3 Things We Can All Learn From The Process of Recovery

Earlier this week Joy shared a blog for those who have or are battling with addiction that are looking for a second chance. Whether you’ve struggled with addictive behavior or not, I want to follow up with 3 things we can all learn from the process of recovery.

1. Call yourself out, don’t keep it in. We have a tendency to bury our problems with as much distraction as we can find.  Cell phones, alcohol, sex, Pinterest.  Whatever it is, we all have a go-to that will numb our pain or at least hide it long enough for us to forget about it.  Those in the recovery process are encouraged to call themselves out on their problems so that they can be fixed. Instead of burying ourselves under distraction, we should be kicking off the dirt and expose the issue. The dark spots in our lives don’t stand a chance in the light.

2. Have good outward standards and better inward boundaries.  If you saw someone cough into their hand, chances are you wouldn’t walk up to them and say ‘Hi! Can I shake your hand?”  No. You’d be praying to God that they wash their hands before they infect the whole world.  As much as we try to avoid sick people, it's funny that we seek to share our emotional and physical issues with others who have their own cancerous problems. We find someone who is just as broken down as we are so that we can purge our shame and find some relief in the fact that they're at rock bottom too. To overcome addiction, people are given support and accountability from emotionally healthy people.  To overcome anything, it's better to speak with someone who isn't in the pit with you so that they can pull you out.

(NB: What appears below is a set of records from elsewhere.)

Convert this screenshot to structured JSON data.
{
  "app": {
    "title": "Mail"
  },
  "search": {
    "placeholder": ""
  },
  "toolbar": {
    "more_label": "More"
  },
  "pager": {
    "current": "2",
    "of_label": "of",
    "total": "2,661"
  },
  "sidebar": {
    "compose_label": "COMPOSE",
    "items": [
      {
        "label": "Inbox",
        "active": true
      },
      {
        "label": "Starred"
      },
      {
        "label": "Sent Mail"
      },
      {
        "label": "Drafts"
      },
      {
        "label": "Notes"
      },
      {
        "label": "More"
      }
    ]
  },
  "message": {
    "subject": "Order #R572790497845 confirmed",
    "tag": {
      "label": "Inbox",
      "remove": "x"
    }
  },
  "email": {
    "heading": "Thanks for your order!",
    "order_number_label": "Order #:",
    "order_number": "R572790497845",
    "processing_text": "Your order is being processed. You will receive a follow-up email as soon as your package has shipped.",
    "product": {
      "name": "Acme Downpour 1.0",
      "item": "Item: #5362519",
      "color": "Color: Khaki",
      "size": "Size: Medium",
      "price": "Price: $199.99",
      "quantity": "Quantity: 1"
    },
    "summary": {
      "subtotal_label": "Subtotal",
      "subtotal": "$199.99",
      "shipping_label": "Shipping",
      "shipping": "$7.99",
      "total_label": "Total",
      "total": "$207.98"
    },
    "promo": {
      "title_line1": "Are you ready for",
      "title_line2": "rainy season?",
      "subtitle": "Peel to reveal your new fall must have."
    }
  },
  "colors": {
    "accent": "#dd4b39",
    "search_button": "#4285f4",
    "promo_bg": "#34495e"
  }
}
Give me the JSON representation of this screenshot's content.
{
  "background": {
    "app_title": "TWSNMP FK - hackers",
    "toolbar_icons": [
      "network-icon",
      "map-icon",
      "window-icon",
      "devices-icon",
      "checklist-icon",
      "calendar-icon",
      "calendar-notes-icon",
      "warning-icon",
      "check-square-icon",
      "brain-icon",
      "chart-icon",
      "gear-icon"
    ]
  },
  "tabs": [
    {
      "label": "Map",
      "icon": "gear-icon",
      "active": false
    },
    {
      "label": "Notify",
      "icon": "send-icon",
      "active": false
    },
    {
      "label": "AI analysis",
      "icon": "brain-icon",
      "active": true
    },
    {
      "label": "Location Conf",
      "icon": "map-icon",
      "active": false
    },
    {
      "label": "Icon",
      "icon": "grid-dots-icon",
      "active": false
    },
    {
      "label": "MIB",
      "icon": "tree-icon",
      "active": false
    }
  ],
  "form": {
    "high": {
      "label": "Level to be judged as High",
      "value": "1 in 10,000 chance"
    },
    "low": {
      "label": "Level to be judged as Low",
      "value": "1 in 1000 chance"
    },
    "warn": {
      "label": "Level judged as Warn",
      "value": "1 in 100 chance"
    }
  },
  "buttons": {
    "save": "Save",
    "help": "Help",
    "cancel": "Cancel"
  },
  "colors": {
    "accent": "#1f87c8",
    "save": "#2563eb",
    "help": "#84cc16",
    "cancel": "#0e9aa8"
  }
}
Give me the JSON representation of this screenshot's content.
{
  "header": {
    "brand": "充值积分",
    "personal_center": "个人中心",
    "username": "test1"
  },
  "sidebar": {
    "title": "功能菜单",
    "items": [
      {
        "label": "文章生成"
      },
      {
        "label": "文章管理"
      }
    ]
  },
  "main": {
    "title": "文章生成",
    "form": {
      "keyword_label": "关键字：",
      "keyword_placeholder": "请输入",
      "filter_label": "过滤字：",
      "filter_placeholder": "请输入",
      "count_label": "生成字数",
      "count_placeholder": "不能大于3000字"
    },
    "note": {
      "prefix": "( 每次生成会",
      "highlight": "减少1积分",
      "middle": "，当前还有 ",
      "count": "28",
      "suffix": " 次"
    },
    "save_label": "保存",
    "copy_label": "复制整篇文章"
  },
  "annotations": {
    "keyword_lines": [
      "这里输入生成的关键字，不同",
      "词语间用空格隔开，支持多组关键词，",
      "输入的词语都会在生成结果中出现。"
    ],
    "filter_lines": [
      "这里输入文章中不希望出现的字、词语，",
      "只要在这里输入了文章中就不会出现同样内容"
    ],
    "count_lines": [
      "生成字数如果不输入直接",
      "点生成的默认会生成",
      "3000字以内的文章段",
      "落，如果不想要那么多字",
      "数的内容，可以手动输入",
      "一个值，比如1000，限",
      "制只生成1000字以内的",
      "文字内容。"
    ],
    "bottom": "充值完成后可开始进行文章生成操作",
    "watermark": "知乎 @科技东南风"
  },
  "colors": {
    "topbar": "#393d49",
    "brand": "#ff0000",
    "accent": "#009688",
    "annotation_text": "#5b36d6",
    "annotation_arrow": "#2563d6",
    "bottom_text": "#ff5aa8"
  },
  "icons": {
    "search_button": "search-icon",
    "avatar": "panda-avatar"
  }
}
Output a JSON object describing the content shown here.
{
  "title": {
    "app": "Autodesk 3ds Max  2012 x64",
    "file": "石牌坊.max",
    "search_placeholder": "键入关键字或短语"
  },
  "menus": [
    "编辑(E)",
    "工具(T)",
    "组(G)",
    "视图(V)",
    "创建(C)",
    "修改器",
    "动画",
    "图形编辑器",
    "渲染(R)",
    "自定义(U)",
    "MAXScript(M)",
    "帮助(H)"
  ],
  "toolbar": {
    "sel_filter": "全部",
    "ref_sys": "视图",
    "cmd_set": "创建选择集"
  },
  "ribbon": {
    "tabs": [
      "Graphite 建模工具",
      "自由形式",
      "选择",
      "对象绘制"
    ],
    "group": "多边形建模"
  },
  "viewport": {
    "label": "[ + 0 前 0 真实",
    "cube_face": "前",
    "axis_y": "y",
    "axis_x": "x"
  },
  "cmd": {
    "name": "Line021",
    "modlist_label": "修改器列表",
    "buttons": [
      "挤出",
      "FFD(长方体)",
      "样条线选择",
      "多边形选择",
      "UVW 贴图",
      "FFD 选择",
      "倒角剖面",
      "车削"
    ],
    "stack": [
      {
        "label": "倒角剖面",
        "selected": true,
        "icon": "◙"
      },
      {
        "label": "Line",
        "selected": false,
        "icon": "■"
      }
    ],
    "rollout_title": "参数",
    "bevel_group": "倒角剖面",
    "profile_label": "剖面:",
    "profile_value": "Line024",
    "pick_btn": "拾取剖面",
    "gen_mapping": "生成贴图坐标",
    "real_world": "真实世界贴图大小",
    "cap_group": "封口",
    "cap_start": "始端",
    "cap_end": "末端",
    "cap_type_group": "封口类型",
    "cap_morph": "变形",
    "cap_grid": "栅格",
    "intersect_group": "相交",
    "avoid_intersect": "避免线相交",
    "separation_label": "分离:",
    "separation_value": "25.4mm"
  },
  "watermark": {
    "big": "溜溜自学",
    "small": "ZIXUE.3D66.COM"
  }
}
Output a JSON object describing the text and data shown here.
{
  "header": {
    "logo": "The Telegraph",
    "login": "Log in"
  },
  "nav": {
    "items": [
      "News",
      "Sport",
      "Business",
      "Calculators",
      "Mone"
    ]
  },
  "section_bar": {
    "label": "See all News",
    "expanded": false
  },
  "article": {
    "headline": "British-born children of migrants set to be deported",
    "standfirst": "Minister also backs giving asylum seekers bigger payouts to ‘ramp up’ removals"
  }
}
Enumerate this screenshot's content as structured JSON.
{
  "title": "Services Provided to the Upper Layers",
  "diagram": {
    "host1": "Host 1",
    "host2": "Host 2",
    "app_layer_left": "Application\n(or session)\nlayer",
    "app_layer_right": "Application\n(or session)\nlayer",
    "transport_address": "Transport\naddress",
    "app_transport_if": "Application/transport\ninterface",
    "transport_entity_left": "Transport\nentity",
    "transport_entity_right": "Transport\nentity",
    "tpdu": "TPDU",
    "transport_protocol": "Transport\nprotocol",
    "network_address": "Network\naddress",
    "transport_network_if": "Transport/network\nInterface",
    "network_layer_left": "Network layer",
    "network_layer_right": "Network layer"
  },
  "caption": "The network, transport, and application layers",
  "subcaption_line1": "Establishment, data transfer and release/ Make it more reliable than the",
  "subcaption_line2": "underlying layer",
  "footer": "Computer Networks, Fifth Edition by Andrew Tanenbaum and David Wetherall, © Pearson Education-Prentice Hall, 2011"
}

That person may not tell you what you want to hear but that’s probably more of what you need to heal.

3.  Two is better than one.  “Two are better than one, because they have a good return for their labor; If either of them falls down, one can help the other up (Ecclesiastes 4:9-12).”  I don’t know about you, but whether I’ve tripped coming down a flight of stairs or I’m mentally stumbling over a choice I’ve made, it sounds like a much better setup to have someone there to catch me. Recovery culture believes that we can’t do this thing called life alone.  We weren’t meant to. If you’re broken you can’t fix yourself.  Let others help you pick up the pieces to make you whole again.

You don’t have to be in an AA meeting or a recovery group to need restoration. No matter your circumstance, you simply have to realize you something is weighing you down and can’t find freedom alone. Expose your problems, share them with someone healthy enough to point you in the direction of healing, and find a friend to walk with you through the process. Healing and hope are found when we help one another.

 

To dive deeper into healing, download our free eBook "How to Help Hurting People." In the book, I unpack the 4 deadly lies we believe about helping people find their healing and the real tools you need to become a radical rescuer. 

Mike Foster